Windows Service to the Cloud

Category: azure development

Question

Thomas Lee3 on Thu, 06 Feb 2020 12:19:09


Hi, I have developed a couple of .NET windows services. These services are going to be migrated to the cloud. The services are worker related and create multiple parallel tasks to interact with Microsoft Graph / Exchange/rest services, not to mention MSSQL databases. We want to move the existing windows services to the cloud, and eventually convert them to hosted core services. My questions are:

  1. I have read articles about using WCF, which we dropped several years ago because we thought it was dead. What is the best way to get our existing services to the cloud? We thought about IIS, but it looks like, from everything I have read, WCF is recommended. Does anybody have any suggestions?
  2. I have never used a core hosted service, is this a good choice to replace our Windows Services?

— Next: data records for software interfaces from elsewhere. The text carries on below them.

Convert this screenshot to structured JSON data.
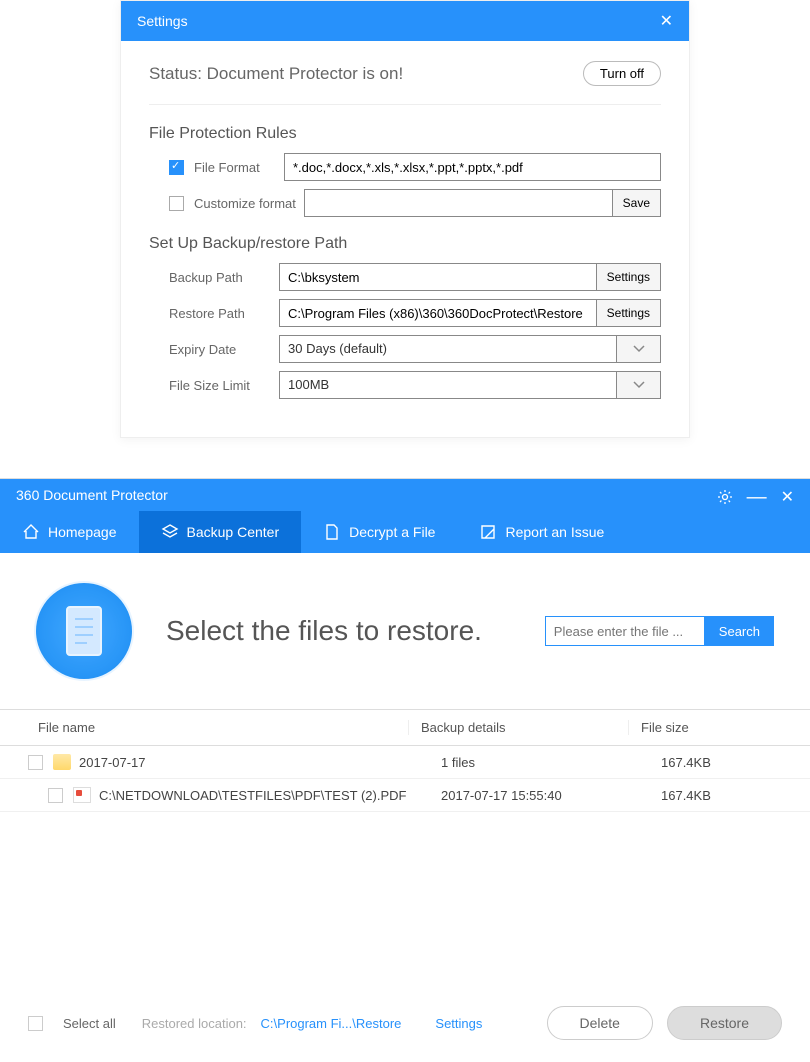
{
  "settings": {
    "title": "Settings",
    "status_text": "Status: Document Protector is on!",
    "turn_off": "Turn off",
    "rules_title": "File Protection Rules",
    "file_format_label": "File Format",
    "file_format_value": "*.doc,*.docx,*.xls,*.xlsx,*.ppt,*.pptx,*.pdf",
    "customize_label": "Customize format",
    "customize_value": "",
    "save": "Save",
    "backup_title": "Set Up Backup/restore Path",
    "backup_path_label": "Backup Path",
    "backup_path_value": "C:\\bksystem",
    "restore_path_label": "Restore Path",
    "restore_path_value": "C:\\Program Files (x86)\\360\\360DocProtect\\Restore",
    "settings_btn": "Settings",
    "expiry_label": "Expiry Date",
    "expiry_value": "30 Days (default)",
    "size_limit_label": "File Size Limit",
    "size_limit_value": "100MB"
  },
  "main": {
    "app_title": "360 Document Protector",
    "tabs": {
      "homepage": "Homepage",
      "backup": "Backup Center",
      "decrypt": "Decrypt a File",
      "report": "Report an Issue"
    },
    "hero_title": "Select the files to restore.",
    "search_placeholder": "Please enter the file ...",
    "search_btn": "Search",
    "columns": {
      "name": "File name",
      "details": "Backup details",
      "size": "File size"
    },
    "rows": [
      {
        "name": "2017-07-17",
        "details": "1 files",
        "size": "167.4KB",
        "type": "folder"
      },
      {
        "name": "C:\\NETDOWNLOAD\\TESTFILES\\PDF\\TEST (2).PDF",
        "details": "2017-07-17 15:55:40",
        "size": "167.4KB",
        "type": "file"
      }
    ],
    "footer": {
      "select_all": "Select all",
      "restored_loc_label": "Restored location:",
      "restored_loc_value": "C:\\Program Fi...\\Restore",
      "settings_link": "Settings",
      "delete": "Delete",
      "restore": "Restore"
    }
  }
}
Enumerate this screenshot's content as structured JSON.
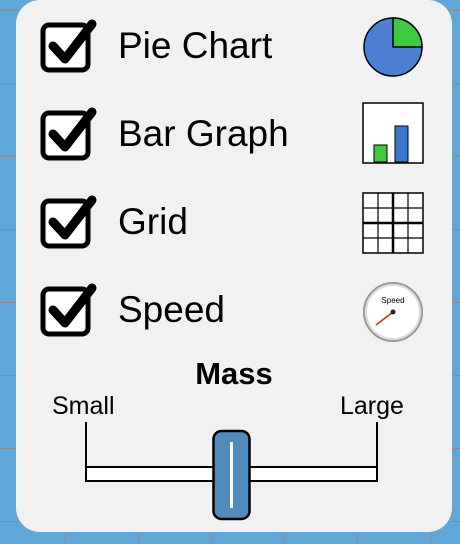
{
  "options": [
    {
      "label": "Pie Chart",
      "checked": true,
      "icon": "pie-chart-icon"
    },
    {
      "label": "Bar Graph",
      "checked": true,
      "icon": "bar-graph-icon"
    },
    {
      "label": "Grid",
      "checked": true,
      "icon": "grid-icon"
    },
    {
      "label": "Speed",
      "checked": true,
      "icon": "speedometer-icon"
    }
  ],
  "speed_icon_text": "Speed",
  "mass": {
    "title": "Mass",
    "min_label": "Small",
    "max_label": "Large",
    "value_fraction": 0.5
  },
  "colors": {
    "background": "#5fa6d9",
    "panel": "#f1f1f1",
    "pie_blue": "#4a7fd3",
    "pie_green": "#3fc93f",
    "bar_green": "#3fc93f",
    "bar_blue": "#3a78d0",
    "thumb": "#4f8cbb",
    "needle": "#e02020"
  }
}
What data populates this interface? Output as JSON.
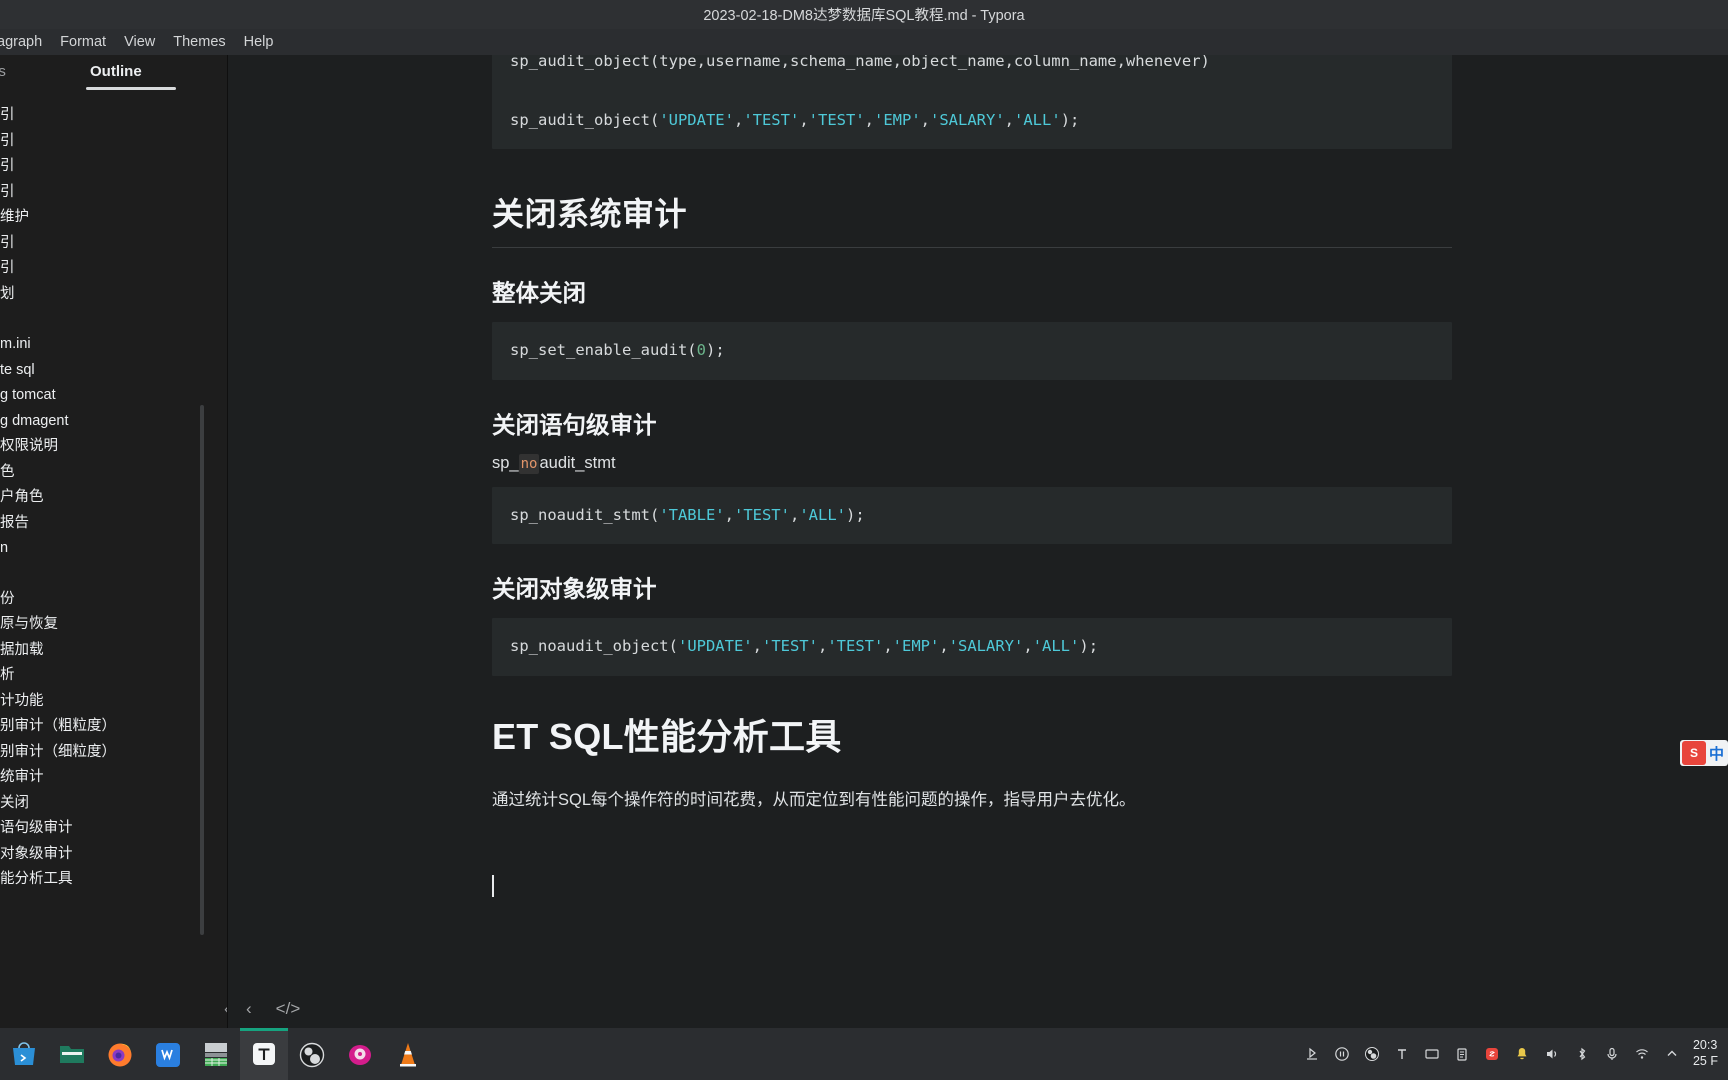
{
  "window": {
    "title": "2023-02-18-DM8达梦数据库SQL教程.md - Typora"
  },
  "menu": {
    "items": [
      {
        "label": "agraph",
        "name": "menu-paragraph"
      },
      {
        "label": "Format",
        "name": "menu-format"
      },
      {
        "label": "View",
        "name": "menu-view"
      },
      {
        "label": "Themes",
        "name": "menu-themes"
      },
      {
        "label": "Help",
        "name": "menu-help"
      }
    ]
  },
  "sidebar": {
    "tab_files": "es",
    "tab_outline": "Outline",
    "outline_items": [
      "引",
      "引",
      "引",
      "引",
      "维护",
      "引",
      "引",
      "划",
      "",
      "m.ini",
      "te sql",
      "g tomcat",
      "g dmagent",
      "权限说明",
      "色",
      "户角色",
      "报告",
      "n",
      "",
      "份",
      "原与恢复",
      "据加载",
      "析",
      "计功能",
      "别审计（粗粒度）",
      "别审计（细粒度）",
      "统审计",
      "关闭",
      "语句级审计",
      "对象级审计",
      "能分析工具"
    ],
    "footer": {
      "back_label": "‹",
      "source_label": "</>"
    }
  },
  "document": {
    "code_top_line1_prefix": "sp_audit_object(type,username,schema_name,object_name,column_name,whenever)",
    "code_top_line2": {
      "prefix": "sp_audit_object(",
      "args": [
        "'UPDATE'",
        "'TEST'",
        "'TEST'",
        "'EMP'",
        "'SALARY'",
        "'ALL'"
      ],
      "suffix": ");"
    },
    "h2_close_system_audit": "关闭系统审计",
    "h3_overall_close": "整体关闭",
    "code_set_enable_prefix": "sp_set_enable_audit(",
    "code_set_enable_num": "0",
    "code_set_enable_suffix": ");",
    "h3_close_statement_audit": "关闭语句级审计",
    "inline_line_pre": "sp_",
    "inline_code": "no",
    "inline_line_post": "audit_stmt",
    "code_noaudit_stmt": {
      "prefix": "sp_noaudit_stmt(",
      "args": [
        "'TABLE'",
        "'TEST'",
        "'ALL'"
      ],
      "suffix": ");"
    },
    "h3_close_object_audit": "关闭对象级审计",
    "code_noaudit_object": {
      "prefix": "sp_noaudit_object(",
      "args": [
        "'UPDATE'",
        "'TEST'",
        "'TEST'",
        "'EMP'",
        "'SALARY'",
        "'ALL'"
      ],
      "suffix": ");"
    },
    "h1_et_sql_tool": "ET SQL性能分析工具",
    "paragraph": "通过统计SQL每个操作符的时间花费，从而定位到有性能问题的操作，指导用户去优化。"
  },
  "ime": {
    "logo_text": "S",
    "mode_label": "中"
  },
  "taskbar": {
    "apps": [
      {
        "name": "app-store",
        "label": "App Store"
      },
      {
        "name": "file-manager",
        "label": "Files"
      },
      {
        "name": "firefox",
        "label": "Firefox"
      },
      {
        "name": "wps-writer",
        "label": "WPS"
      },
      {
        "name": "spreadsheet",
        "label": "Spreadsheet"
      },
      {
        "name": "typora",
        "label": "Typora"
      },
      {
        "name": "obs-studio",
        "label": "OBS"
      },
      {
        "name": "media-player",
        "label": "Player"
      },
      {
        "name": "vlc",
        "label": "VLC"
      }
    ],
    "clock_time": "20:3",
    "clock_date": "25 F"
  },
  "colors": {
    "background": "#1d1f20",
    "sidebar_bg": "#1d1d1d",
    "titlebar_bg": "#2e3033",
    "code_bg": "#262a2b",
    "string": "#4ec9d8",
    "number": "#6bb58b",
    "inline_code": "#e3956a",
    "accent": "#16a37f"
  }
}
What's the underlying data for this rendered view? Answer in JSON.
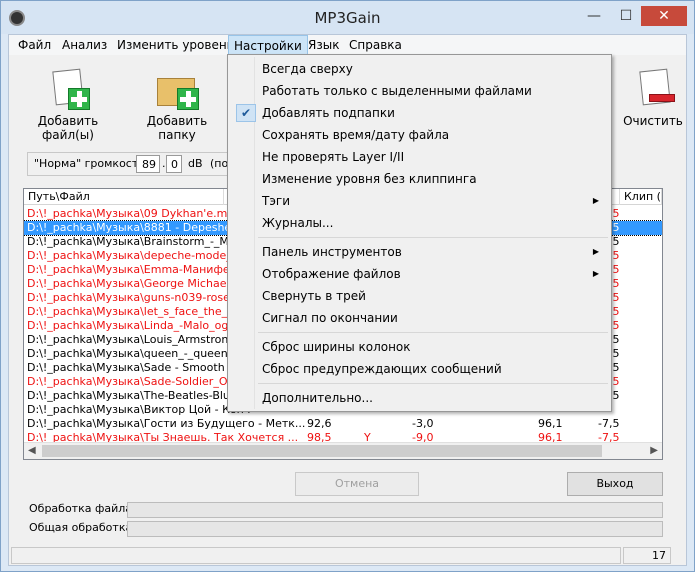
{
  "window": {
    "title": "MP3Gain",
    "minimize": "—",
    "maximize": "☐",
    "close": "✕"
  },
  "menu": [
    "Файл",
    "Анализ",
    "Изменить уровень",
    "Настройки",
    "Язык",
    "Справка"
  ],
  "toolbar": {
    "add_files": "Добавить файл(ы)",
    "add_folder": "Добавить папку",
    "clear": "Очистить"
  },
  "norm": {
    "label": "\"Норма\" громкости:",
    "int": "89",
    "dot": ".",
    "dec": "0",
    "unit": "dB",
    "suffix": "(по у"
  },
  "list": {
    "headers": {
      "path": "Путь\\Файл",
      "clip": "Клип ("
    },
    "rows": [
      {
        "path": "D:\\!_pachka\\Музыка\\09 Dykhan'e.mp3",
        "c1": "",
        "c2": "",
        "c3": "",
        "c4": "",
        "c5": "-7,5",
        "red": true,
        "sel": false
      },
      {
        "path": "D:\\!_pachka\\Музыка\\8881 - Depeshe_M",
        "c1": "",
        "c2": "",
        "c3": "",
        "c4": "",
        "c5": "-7,5",
        "red": false,
        "sel": true
      },
      {
        "path": "D:\\!_pachka\\Музыка\\Brainstorm_-_Mayb",
        "c1": "",
        "c2": "",
        "c3": "",
        "c4": "",
        "c5": "-7,5",
        "red": false,
        "sel": false
      },
      {
        "path": "D:\\!_pachka\\Музыка\\depeche-mode_wal",
        "c1": "",
        "c2": "",
        "c3": "",
        "c4": "",
        "c5": "-7,5",
        "red": true,
        "sel": false
      },
      {
        "path": "D:\\!_pachka\\Музыка\\Emma-Манифест.m",
        "c1": "",
        "c2": "",
        "c3": "",
        "c4": "",
        "c5": "-7,5",
        "red": true,
        "sel": false
      },
      {
        "path": "D:\\!_pachka\\Музыка\\George Michael - Je",
        "c1": "",
        "c2": "",
        "c3": "",
        "c4": "",
        "c5": "-7,5",
        "red": true,
        "sel": false
      },
      {
        "path": "D:\\!_pachka\\Музыка\\guns-n039-roses-kr",
        "c1": "",
        "c2": "",
        "c3": "",
        "c4": "",
        "c5": "-7,5",
        "red": true,
        "sel": false
      },
      {
        "path": "D:\\!_pachka\\Музыка\\let_s_face_the_mus",
        "c1": "",
        "c2": "",
        "c3": "",
        "c4": "",
        "c5": "-7,5",
        "red": true,
        "sel": false
      },
      {
        "path": "D:\\!_pachka\\Музыка\\Linda_-Malo_ognya",
        "c1": "",
        "c2": "",
        "c3": "",
        "c4": "",
        "c5": "-7,5",
        "red": true,
        "sel": false
      },
      {
        "path": "D:\\!_pachka\\Музыка\\Louis_Armstrong_-_",
        "c1": "",
        "c2": "",
        "c3": "",
        "c4": "",
        "c5": "-7,5",
        "red": false,
        "sel": false
      },
      {
        "path": "D:\\!_pachka\\Музыка\\queen_-_queen_-_v",
        "c1": "",
        "c2": "",
        "c3": "",
        "c4": "",
        "c5": "-7,5",
        "red": false,
        "sel": false
      },
      {
        "path": "D:\\!_pachka\\Музыка\\Sade - Smooth Ope",
        "c1": "",
        "c2": "",
        "c3": "",
        "c4": "",
        "c5": "-7,5",
        "red": false,
        "sel": false
      },
      {
        "path": "D:\\!_pachka\\Музыка\\Sade-Soldier_Of_Lo",
        "c1": "",
        "c2": "",
        "c3": "",
        "c4": "",
        "c5": "-7,5",
        "red": true,
        "sel": false
      },
      {
        "path": "D:\\!_pachka\\Музыка\\The-Beatles-Blue-Bl",
        "c1": "",
        "c2": "",
        "c3": "",
        "c4": "",
        "c5": "-7,5",
        "red": false,
        "sel": false
      },
      {
        "path": "D:\\!_pachka\\Музыка\\Виктор Цой - Конч",
        "c1": "",
        "c2": "",
        "c3": "",
        "c4": "",
        "c5": "",
        "red": false,
        "sel": false
      },
      {
        "path": "D:\\!_pachka\\Музыка\\Гости из Будущего - Метк...",
        "c1": "92,6",
        "c2": "",
        "c3": "-3,0",
        "c4": "96,1",
        "c5": "-7,5",
        "red": false,
        "sel": false
      },
      {
        "path": "D:\\!_pachka\\Музыка\\Ты Знаешь. Так Хочется ...",
        "c1": "98,5",
        "c2": "Y",
        "c3": "-9,0",
        "c4": "96,1",
        "c5": "-7,5",
        "red": true,
        "sel": false
      }
    ]
  },
  "buttons": {
    "cancel": "Отмена",
    "exit": "Выход"
  },
  "progress": {
    "file": "Обработка файла",
    "total": "Общая обработка",
    "file_value": 0,
    "total_value": 0
  },
  "status": {
    "count": "17"
  },
  "dropdown": {
    "items": [
      {
        "label": "Всегда сверху",
        "checked": false,
        "sub": false
      },
      {
        "label": "Работать только с выделенными файлами",
        "checked": false,
        "sub": false
      },
      {
        "label": "Добавлять подпапки",
        "checked": true,
        "sub": false
      },
      {
        "label": "Сохранять время/дату файла",
        "checked": false,
        "sub": false
      },
      {
        "label": "Не проверять Layer I/II",
        "checked": false,
        "sub": false
      },
      {
        "label": "Изменение уровня без клиппинга",
        "checked": false,
        "sub": false
      },
      {
        "label": "Тэги",
        "checked": false,
        "sub": true
      },
      {
        "label": "Журналы...",
        "checked": false,
        "sub": false
      },
      {
        "label": "Панель инструментов",
        "checked": false,
        "sub": true
      },
      {
        "label": "Отображение файлов",
        "checked": false,
        "sub": true
      },
      {
        "label": "Свернуть в трей",
        "checked": false,
        "sub": false
      },
      {
        "label": "Сигнал по окончании",
        "checked": false,
        "sub": false
      },
      {
        "label": "Сброс ширины колонок",
        "checked": false,
        "sub": false
      },
      {
        "label": "Сброс предупреждающих сообщений",
        "checked": false,
        "sub": false
      },
      {
        "label": "Дополнительно...",
        "checked": false,
        "sub": false
      }
    ],
    "check_glyph": "✔",
    "submenu_glyph": "▶"
  }
}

Is there a good tutorial that explains how to move a windows service to a core hosted service?

I am looking for a little feedback before we map out our development path.

Thanks,

Tom

Replies

jakaruna-MSFT on Fri, 07 Feb 2020 12:48:17


Hi,

Not many azure service supports direct deployment of windows services.

One option close to your ask is cloud service worker roles.

Once you deploy them to cloud service, you need some way to access the output of those applications . For that a rest api based server will be helpful.

go through the document of the cloud service and check if that solves your problem.

But it will be better if you convert your console apps to rest api based apps.  Then you have lot of deployment, management and control options.

jakaruna-MSFT on Mon, 10 Feb 2020 10:35:54


Hi Thomas Lee3,

You can also consider deploying windows services to service fabric.

But deploying 2 to 3 services will be a overkill.  Service fabric production environment recommends to have 5 master nodes.  So if you have more services, Then go ahead with service fabric

Thomas Lee3 on Mon, 10 Feb 2020 13:05:30


Thank you, that seems like it might work well with our environment